While most museums in Riga are closed on Sundays or Monday, this museum is closed on Saturday and Sunday, so this museum on one floor and over three large rooms is also a good choice when other places are shut up.
Given the events of the Second World War and the fact that only 1000 Jewish people were left alive after it in Latvia, missing this museum wouldhave really disappointed me. There is talk of the impact of the Nazi occupation in the Occupation Museum and the Latvian War Museum but the virtual eradication of Jewish people from the country is not really dealt with adequately in these museums, so I wanted to see how this museum, housed in the Jewish Cultural Centre, dealt with being Jewish, in a country that obviously has difficulty in dealing with the things that can't always be blamed on others.
The problem here is that how do you deal with Jewish Latvian history in this context. The Jewish museum documents Jewish life in Latvia through time, with a specific focus on the pre-war period and Latvian Jewish identity. rather than focussing on the horror, which is unavoidable, its dealing of the war period and the Holocaust pays tribute to those ordinary Latvians who tried to save Jewish people from the camps. Little is said of the input of those ordinary Latvians who took part in the killings, but then this is fairly common I found in Rigans museums dealing with this period.
Definitely worth visiting, it costs nothing though a donation is recommended as this museum is funded through donations.
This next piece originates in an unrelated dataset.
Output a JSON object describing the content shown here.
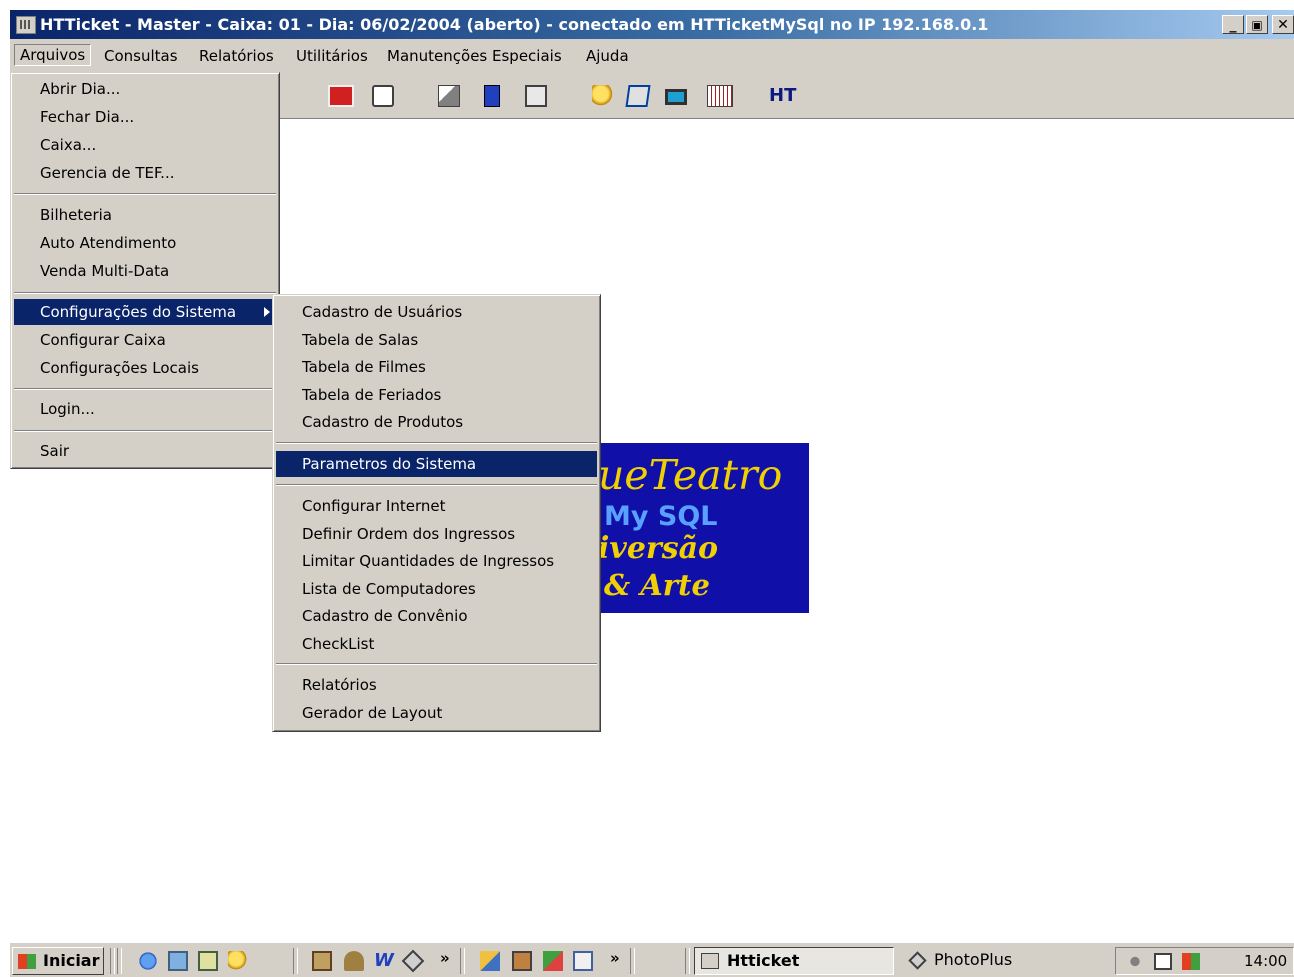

Walking through the quaint Rumbula Forest today one cannot imagine the horror and terror that happened here on the 30th of November and 8th of December 1941. More than 25.000 Jews from the Riga Ghetto, women, children and men were brought to the forest and shot and discarded in mass graves. Two people survived this massacrer. The mass murder continued another time in 1944 when more than 1000 Jews were killed here from other parts of Europe including those who were imprisoned in the concentration camp Kaiserwald close to Riga.
The Peitav Shul escaped destruction by the Nazis because of its architecture. Wedged between two other Old Town buildings, the Nazis decided against burning it down as they did to the rest of Riga's synagogues, due to its close proximity to the neighboring buildings. The synagogue served as a warehouse and horse stall until the end of the war. With this it is the is the sole survivor of Riga's fourteen synagogues.
Built in Jugenstil style at the turn of the end of the 19th century it is being currently renovated to restore its former glory.